. . . 

And then here is how the HHS OIG summarized its enforcement posture:

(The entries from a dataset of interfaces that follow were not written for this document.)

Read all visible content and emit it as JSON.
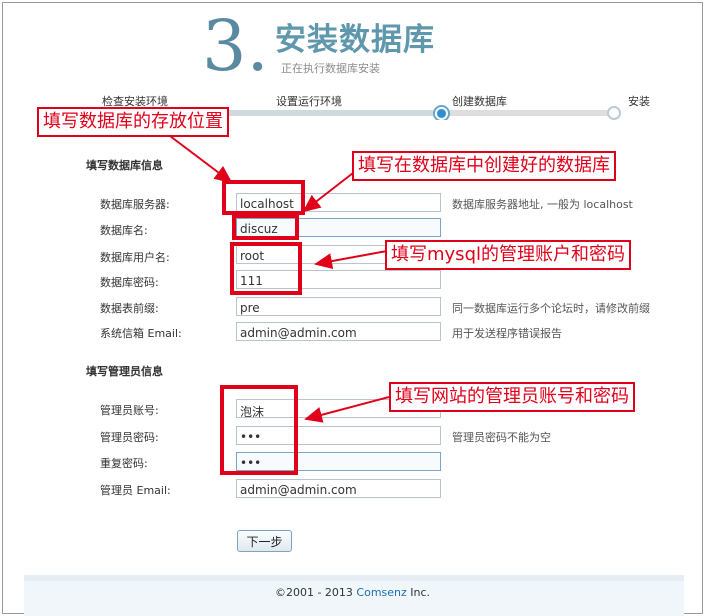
{
  "header": {
    "step_number": "3.",
    "title": "安装数据库",
    "subtitle": "正在执行数据库安装"
  },
  "progress": {
    "steps": [
      "检查安装环境",
      "设置运行环境",
      "创建数据库",
      "安装"
    ],
    "current_index": 2
  },
  "database_section": {
    "title": "填写数据库信息",
    "fields": [
      {
        "label": "数据库服务器:",
        "value": "localhost",
        "hint": "数据库服务器地址, 一般为 localhost"
      },
      {
        "label": "数据库名:",
        "value": "discuz",
        "hint": ""
      },
      {
        "label": "数据库用户名:",
        "value": "root",
        "hint": ""
      },
      {
        "label": "数据库密码:",
        "value": "111",
        "hint": ""
      },
      {
        "label": "数据表前缀:",
        "value": "pre",
        "hint": "同一数据库运行多个论坛时，请修改前缀"
      },
      {
        "label": "系统信箱 Email:",
        "value": "admin@admin.com",
        "hint": "用于发送程序错误报告"
      }
    ]
  },
  "admin_section": {
    "title": "填写管理员信息",
    "fields": [
      {
        "label": "管理员账号:",
        "value": "泡沫",
        "hint": ""
      },
      {
        "label": "管理员密码:",
        "value": "•••",
        "hint": "管理员密码不能为空"
      },
      {
        "label": "重复密码:",
        "value": "•••",
        "hint": ""
      },
      {
        "label": "管理员 Email:",
        "value": "admin@admin.com",
        "hint": ""
      }
    ]
  },
  "buttons": {
    "next_label": "下一步"
  },
  "footer": {
    "copyright_prefix": "©2001 - 2013 ",
    "brand": "Comsenz",
    "suffix": " Inc."
  },
  "annotations": {
    "db_location": "填写数据库的存放位置",
    "db_created": "填写在数据库中创建好的数据库",
    "mysql_account": "填写mysql的管理账户和密码",
    "site_admin": "填写网站的管理员账号和密码",
    "color": "#e0001a"
  },
  "colors": {
    "title": "#5f97ad",
    "brand": "#1a6fb0",
    "annotation": "#e0001a"
  }
}
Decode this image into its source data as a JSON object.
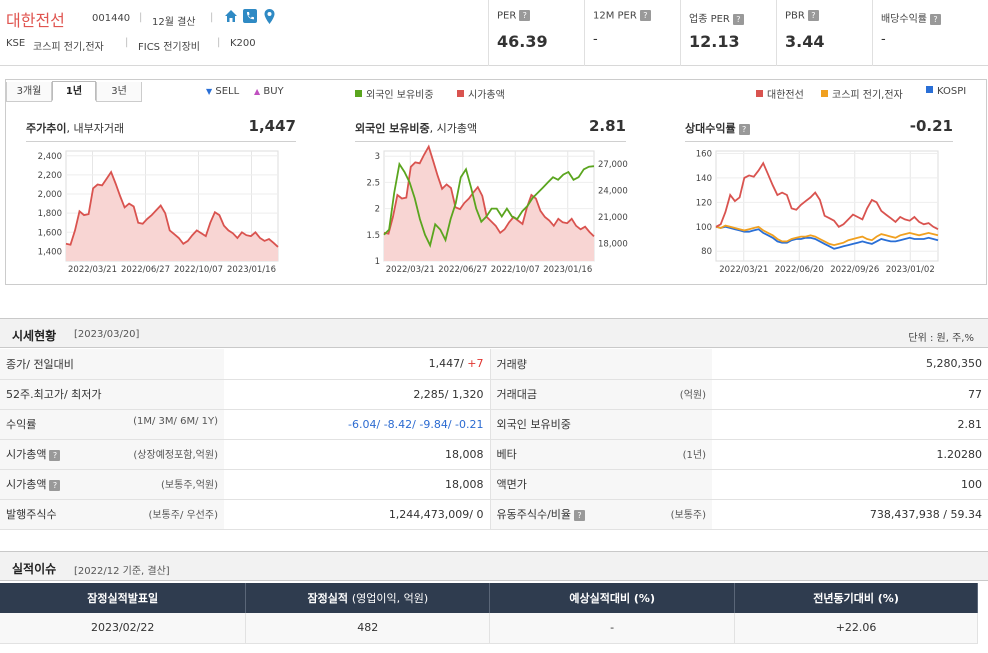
{
  "header": {
    "company_name": "대한전선",
    "code": "001440",
    "settlement": "12월 결산",
    "market": "KSE",
    "kospi_sector": "코스피 전기,전자",
    "fics_sector": "FICS 전기장비",
    "index": "K200",
    "icons": [
      "home-icon",
      "phone-icon",
      "location-icon"
    ],
    "metrics": [
      {
        "label": "PER",
        "value": "46.39"
      },
      {
        "label": "12M PER",
        "value": "-"
      },
      {
        "label": "업종 PER",
        "value": "12.13"
      },
      {
        "label": "PBR",
        "value": "3.44"
      },
      {
        "label": "배당수익률",
        "value": "-"
      }
    ]
  },
  "chart_panel": {
    "tabs": [
      "3개월",
      "1년",
      "3년"
    ],
    "active_tab": "1년",
    "legend_sell": "SELL",
    "legend_buy": "BUY",
    "legend_foreign": "외국인 보유비중",
    "legend_mcap": "시가총액",
    "legend_company": "대한전선",
    "legend_sector": "코스피 전기,전자",
    "legend_kospi": "KOSPI",
    "colors": {
      "red": "#d9534f",
      "green": "#5aa51e",
      "orange": "#f0a020",
      "blue": "#2a6fd6",
      "sell": "#2a6fd6",
      "buy": "#c050c0"
    }
  },
  "chart_data": [
    {
      "type": "area",
      "title": "주가추이",
      "subtitle": "내부자거래",
      "value_label": "1,447",
      "ylim": [
        1300,
        2450
      ],
      "yticks": [
        "2,400",
        "2,200",
        "2,000",
        "1,800",
        "1,600",
        "1,400"
      ],
      "ytick_values": [
        2400,
        2200,
        2000,
        1800,
        1600,
        1400
      ],
      "xticks": [
        "2022/03/21",
        "2022/06/27",
        "2022/10/07",
        "2023/01/16"
      ],
      "series": [
        {
          "values": [
            1480,
            1470,
            1620,
            1820,
            1780,
            1790,
            2060,
            2100,
            2090,
            2160,
            2230,
            2110,
            1980,
            1860,
            1900,
            1870,
            1700,
            1690,
            1740,
            1780,
            1830,
            1880,
            1800,
            1620,
            1580,
            1540,
            1480,
            1510,
            1570,
            1620,
            1590,
            1560,
            1700,
            1810,
            1780,
            1670,
            1620,
            1590,
            1540,
            1600,
            1570,
            1560,
            1600,
            1540,
            1510,
            1530,
            1490,
            1447
          ]
        }
      ]
    },
    {
      "type": "line",
      "title": "외국인 보유비중",
      "subtitle": "시가총액",
      "value_label": "2.81",
      "ylim": [
        1,
        3.1
      ],
      "yticks": [
        "3",
        "2.5",
        "2",
        "1.5",
        "1"
      ],
      "ytick_values": [
        3,
        2.5,
        2,
        1.5,
        1
      ],
      "y2lim": [
        16000,
        28500
      ],
      "y2ticks": [
        "27,000",
        "24,000",
        "21,000",
        "18,000"
      ],
      "y2tick_values": [
        27000,
        24000,
        21000,
        18000
      ],
      "xticks": [
        "2022/03/21",
        "2022/06/27",
        "2022/10/07",
        "2023/01/16"
      ],
      "series": [
        {
          "name": "외국인 보유비중",
          "values": [
            1.5,
            1.6,
            2.3,
            2.85,
            2.7,
            2.5,
            2.2,
            1.8,
            1.5,
            1.3,
            1.7,
            1.6,
            1.4,
            1.8,
            2.1,
            2.6,
            2.75,
            2.4,
            2.0,
            1.75,
            1.85,
            2.0,
            2.0,
            1.85,
            2.0,
            1.85,
            1.8,
            1.95,
            2.05,
            2.2,
            2.3,
            2.4,
            2.5,
            2.6,
            2.55,
            2.65,
            2.7,
            2.55,
            2.6,
            2.75,
            2.8,
            2.81
          ]
        },
        {
          "name": "시가총액",
          "values": [
            19200,
            19100,
            21000,
            23500,
            23100,
            23200,
            26700,
            27200,
            27100,
            28100,
            29000,
            27400,
            25700,
            24200,
            24700,
            24300,
            22100,
            21900,
            22600,
            23100,
            23800,
            24400,
            23400,
            21000,
            20500,
            20000,
            19200,
            19600,
            20400,
            21000,
            20600,
            20200,
            22100,
            23500,
            23100,
            21700,
            21000,
            20600,
            20000,
            20800,
            20400,
            20300,
            20800,
            20000,
            19600,
            19900,
            19300,
            18800
          ]
        }
      ]
    },
    {
      "type": "line",
      "title": "상대수익률",
      "value_label": "-0.21",
      "ylim": [
        72,
        162
      ],
      "yticks": [
        "160",
        "140",
        "120",
        "100",
        "80"
      ],
      "ytick_values": [
        160,
        140,
        120,
        100,
        80
      ],
      "xticks": [
        "2022/03/21",
        "2022/06/20",
        "2022/09/26",
        "2023/01/02"
      ],
      "series": [
        {
          "name": "대한전선",
          "values": [
            100,
            102,
            112,
            126,
            121,
            124,
            140,
            142,
            141,
            146,
            152,
            143,
            134,
            126,
            128,
            126,
            115,
            114,
            118,
            121,
            124,
            128,
            122,
            109,
            107,
            105,
            100,
            102,
            106,
            110,
            108,
            106,
            115,
            122,
            120,
            113,
            110,
            107,
            104,
            108,
            106,
            105,
            108,
            104,
            102,
            103,
            100,
            98
          ]
        },
        {
          "name": "코스피 전기,전자",
          "values": [
            100,
            99,
            101,
            100,
            99,
            98,
            97,
            98,
            99,
            100,
            97,
            95,
            93,
            90,
            88,
            88,
            90,
            91,
            92,
            92,
            93,
            92,
            90,
            88,
            86,
            85,
            86,
            87,
            89,
            90,
            91,
            92,
            90,
            89,
            92,
            94,
            93,
            92,
            91,
            93,
            94,
            95,
            94,
            93,
            94,
            95,
            94,
            93
          ]
        },
        {
          "name": "KOSPI",
          "values": [
            100,
            99,
            100,
            99,
            98,
            97,
            96,
            96,
            97,
            98,
            95,
            93,
            91,
            88,
            87,
            87,
            89,
            90,
            90,
            91,
            91,
            90,
            88,
            86,
            84,
            82,
            83,
            84,
            85,
            86,
            87,
            88,
            87,
            86,
            88,
            90,
            89,
            88,
            88,
            89,
            90,
            91,
            90,
            90,
            90,
            91,
            90,
            89
          ]
        }
      ]
    }
  ],
  "sise": {
    "title": "시세현황",
    "date": "[2023/03/20]",
    "unit": "단위 : 원, 주,%",
    "rows": [
      {
        "l1": "종가/ 전일대비",
        "s1": "",
        "v1a": "1,447/ ",
        "v1b": "+7",
        "l2": "거래량",
        "s2": "",
        "v2": "5,280,350"
      },
      {
        "l1": "52주.최고가/ 최저가",
        "s1": "",
        "v1a": "2,285/ 1,320",
        "v1b": "",
        "l2": "거래대금",
        "s2": "(억원)",
        "v2": "77"
      },
      {
        "l1": "수익률",
        "s1": "(1M/ 3M/ 6M/ 1Y)",
        "v1a": "",
        "v1b": "-6.04/ -8.42/ -9.84/ -0.21",
        "l2": "외국인 보유비중",
        "s2": "",
        "v2": "2.81"
      },
      {
        "l1": "시가총액",
        "s1": "(상장예정포함,억원)",
        "v1a": "18,008",
        "v1b": "",
        "l2": "베타",
        "s2": "(1년)",
        "v2": "1.20280"
      },
      {
        "l1": "시가총액",
        "s1": "(보통주,억원)",
        "v1a": "18,008",
        "v1b": "",
        "l2": "액면가",
        "s2": "",
        "v2": "100"
      },
      {
        "l1": "발행주식수",
        "s1": "(보통주/ 우선주)",
        "v1a": "1,244,473,009/ 0",
        "v1b": "",
        "l2": "유동주식수/비율",
        "s2": "(보통주)",
        "v2": "738,437,938 / 59.34"
      }
    ]
  },
  "perf": {
    "title": "실적이슈",
    "date": "[2022/12 기준, 결산]",
    "headers": [
      "잠정실적발표일",
      "잠정실적",
      "(영업이익, 억원)",
      "예상실적대비 (%)",
      "전년동기대비 (%)"
    ],
    "row": [
      "2023/02/22",
      "482",
      "-",
      "+22.06"
    ]
  }
}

OIG has long recognized that patient assistance programs (“PAPs”), including programs sponsored predominantly by drug manufacturers, can provide important safety net assistance to patients, especially patients who cannot afford their cost-sharing obligations for prescription drugs. OIG also recognizes that prescription drug costs have increased dramatically in recent years, exacerbating this financial challenge for some patients. OIG supports efforts of charitable organizations and others to assist financially needy beneficiaries, as long as the assistance is provided in a manner that does not run afoul of the Federal anti-kickback statute or other laws. PAPs organized by purportedly independent charitable organizations, which OIG has in the past referred to as “independent charity PAPs,” can provide meaningful and important safety net assistance to patients with financial need. Nevertheless, independent charity PAPs that rely heavily on donations from pharmaceutical manufacturers present significant fraud and abuse risks. OIG has consistently warned that, in order to reduce fraud and abuse risks, independent charity PAPs should be independent of pharmaceutical manufacturer influence and “not function as a conduit for payments by the pharmaceutical manufacturer to patients.”

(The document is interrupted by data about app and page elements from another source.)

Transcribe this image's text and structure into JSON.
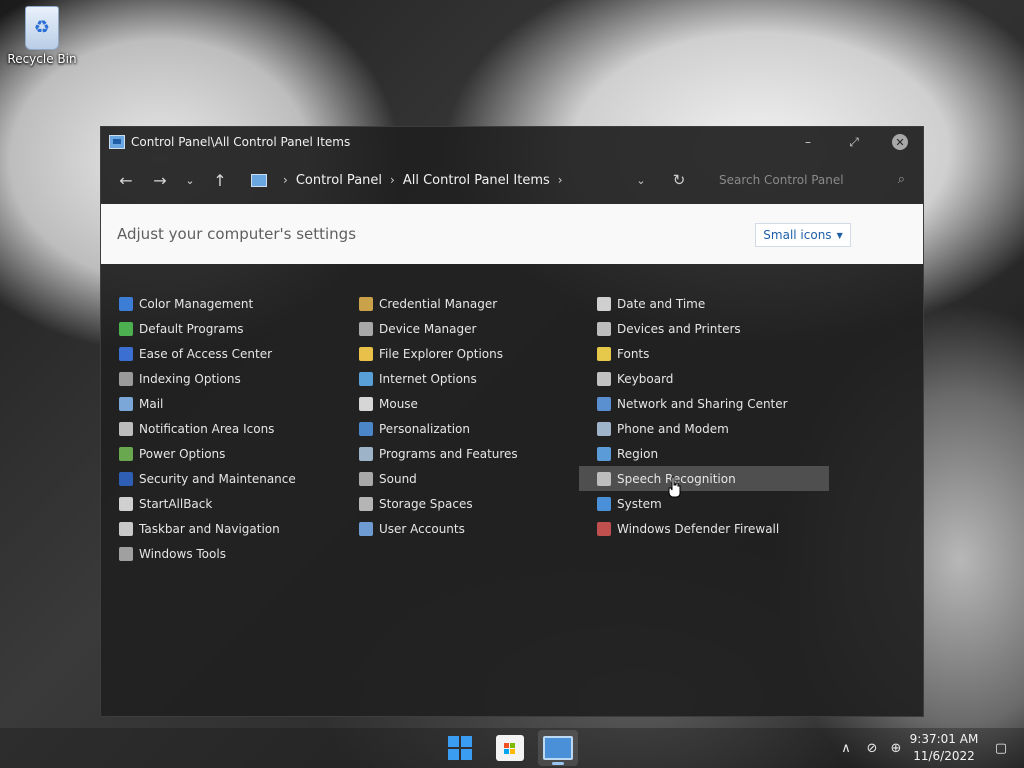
{
  "desktop": {
    "recycle_bin_label": "Recycle Bin"
  },
  "window": {
    "title": "Control Panel\\All Control Panel Items",
    "controls": {
      "minimize": "–",
      "maximize": "⤢",
      "close": "✕"
    }
  },
  "navbar": {
    "back": "←",
    "forward": "→",
    "recent": "⌄",
    "up": "↑",
    "breadcrumbs": [
      "Control Panel",
      "All Control Panel Items"
    ],
    "separator": "›",
    "dropdown": "⌄",
    "refresh": "↻",
    "search_placeholder": "Search Control Panel",
    "search_icon": "⌕"
  },
  "header": {
    "heading": "Adjust your computer's settings",
    "view_by_value": "Small icons",
    "view_by_arrow": "▼"
  },
  "items": {
    "col1": [
      {
        "label": "Color Management",
        "icon": "color-management-icon",
        "color": "#3c7ed6"
      },
      {
        "label": "Default Programs",
        "icon": "default-programs-icon",
        "color": "#4caf50"
      },
      {
        "label": "Ease of Access Center",
        "icon": "ease-of-access-icon",
        "color": "#3b6fd1"
      },
      {
        "label": "Indexing Options",
        "icon": "indexing-options-icon",
        "color": "#9a9a9a"
      },
      {
        "label": "Mail",
        "icon": "mail-icon",
        "color": "#7aa7d8"
      },
      {
        "label": "Notification Area Icons",
        "icon": "notification-area-icon",
        "color": "#bdbdbd"
      },
      {
        "label": "Power Options",
        "icon": "power-options-icon",
        "color": "#6aa84f"
      },
      {
        "label": "Security and Maintenance",
        "icon": "flag-icon",
        "color": "#2f5fb5"
      },
      {
        "label": "StartAllBack",
        "icon": "startallback-icon",
        "color": "#d0d0d0"
      },
      {
        "label": "Taskbar and Navigation",
        "icon": "taskbar-icon",
        "color": "#c9c9c9"
      },
      {
        "label": "Windows Tools",
        "icon": "windows-tools-icon",
        "color": "#a0a0a0"
      }
    ],
    "col2": [
      {
        "label": "Credential Manager",
        "icon": "credential-manager-icon",
        "color": "#c9a24a"
      },
      {
        "label": "Device Manager",
        "icon": "device-manager-icon",
        "color": "#a8a8a8"
      },
      {
        "label": "File Explorer Options",
        "icon": "folder-icon",
        "color": "#e8c04a"
      },
      {
        "label": "Internet Options",
        "icon": "internet-options-icon",
        "color": "#5aa0d8"
      },
      {
        "label": "Mouse",
        "icon": "mouse-icon",
        "color": "#d6d6d6"
      },
      {
        "label": "Personalization",
        "icon": "personalization-icon",
        "color": "#4a86c8"
      },
      {
        "label": "Programs and Features",
        "icon": "programs-features-icon",
        "color": "#9db3c8"
      },
      {
        "label": "Sound",
        "icon": "speaker-icon",
        "color": "#a9a9a9"
      },
      {
        "label": "Storage Spaces",
        "icon": "storage-spaces-icon",
        "color": "#b5b5b5"
      },
      {
        "label": "User Accounts",
        "icon": "user-accounts-icon",
        "color": "#6e9bd1"
      }
    ],
    "col3": [
      {
        "label": "Date and Time",
        "icon": "date-time-icon",
        "color": "#cfcfcf"
      },
      {
        "label": "Devices and Printers",
        "icon": "printer-icon",
        "color": "#bdbdbd"
      },
      {
        "label": "Fonts",
        "icon": "fonts-icon",
        "color": "#e6c84a"
      },
      {
        "label": "Keyboard",
        "icon": "keyboard-icon",
        "color": "#c2c2c2"
      },
      {
        "label": "Network and Sharing Center",
        "icon": "network-icon",
        "color": "#5a8fd0"
      },
      {
        "label": "Phone and Modem",
        "icon": "phone-modem-icon",
        "color": "#9fb4c9"
      },
      {
        "label": "Region",
        "icon": "globe-icon",
        "color": "#5b9bd8"
      },
      {
        "label": "Speech Recognition",
        "icon": "microphone-icon",
        "color": "#bdbdbd"
      },
      {
        "label": "System",
        "icon": "system-icon",
        "color": "#4a90d9"
      },
      {
        "label": "Windows Defender Firewall",
        "icon": "firewall-icon",
        "color": "#c0504d"
      }
    ]
  },
  "taskbar": {
    "time": "9:37:01 AM",
    "date": "11/6/2022",
    "tray_chevron": "∧",
    "tray_network": "⊘",
    "tray_globe": "⊕",
    "notification": "▢"
  }
}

In recent years, OIG’s substantial enforcement experience, various OIG appraisals of the administration of the Medicare Part D program, increasing drug prices, and recent peer-reviewed economic analyses have amplified our understanding of how these PAPs operate and the risks they pose to Federal health care programs. Our enforcement experience involving the “independent charity PAP” model reinforces that the model both implicates the Federal antikickback statute and is susceptible to abuse. The risks OIG has identified in connection with cost-sharing subsidies funded by manufacturers include: the potential for improperly increased drug prices, which could result in improperly increased costs to Federal health care programs and certain patients; the possible steering of Part D enrollees to certain drugs, which could result in enrollees taking drugs that are not as safe and efficacious for them as other drugs; and the prospect of anti-competitive effects.

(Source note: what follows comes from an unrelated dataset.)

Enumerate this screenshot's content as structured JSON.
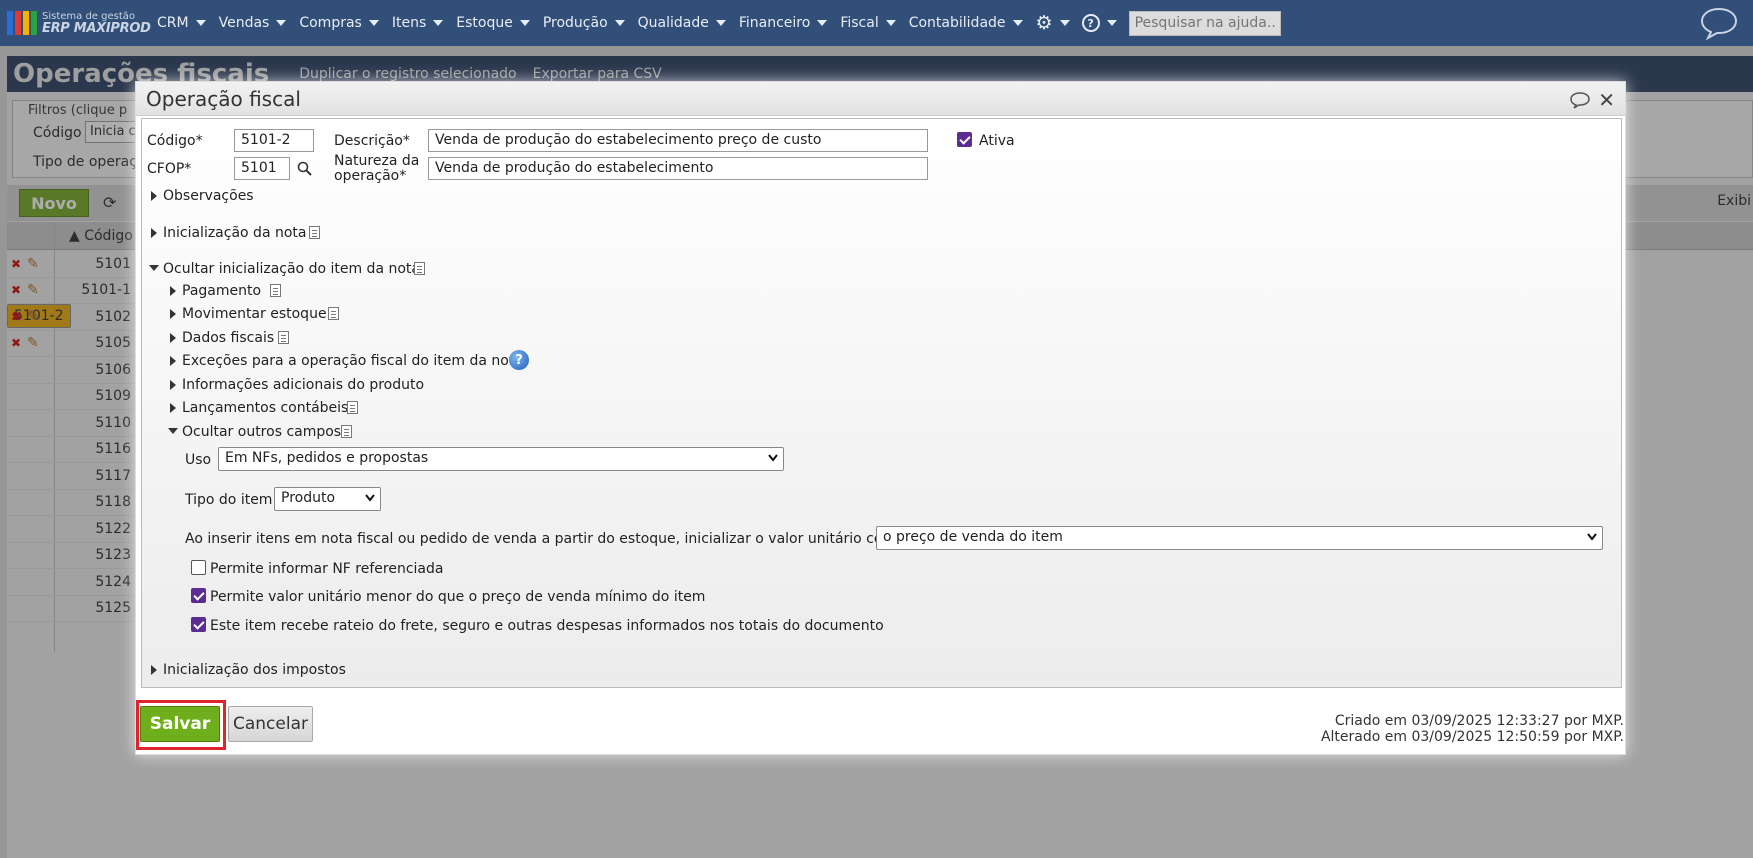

From this, the Agency concluded that one such "patient assistance program" (PAP) would not be subjected to enforcement action because it is administered with enough safeguards to reduce or eliminate the possibility that grants would be used to funnel revenues back to drug manufacturers:  

First, the Disease Funds vary substantially in the proportion of funds spent to support the purchase of the donors’ drugs. Disease Funds that spend a larger proportion of their contributions to support their donors’ own drugs present a greater risk of fraud and abuse because the Disease Funds are more likely to function as conduits between their donors and patients taking their donors’ drugs. Taken as a whole, however, the Arrangement includes many of the features OIG has highlighted in the past as reducing fraud and abuse risk in independent charity PAPs, including: (i) defining Disease Funds based on established disease states; (ii) awarding assistance without regard to the treatment regimen prescribed for a particular patient; (iii) limitations on the sharing of information with donors; and (iv) application of a financial eligibility process.

Second, Requestor’s Disease Funds provide assistance to financially needy patients with rare disorders. Given the increasing cost of prescription drugs generally, Requestor’s Disease Funds provide assistance that could be highly impactful for those patients. In addition, while less than one-third of funds spent under the Arrangement support the purchase of the drugs manufactured by donors through cost-sharing subsidies, more than two-thirds of the funds spent under the Arrangement are in the form of other categories of assistance, including cost sharing for other items and services (i.e., not drugs), medical assistance, premium support, and emergency relief.

darryll k. jones

| Permalink


Post a comment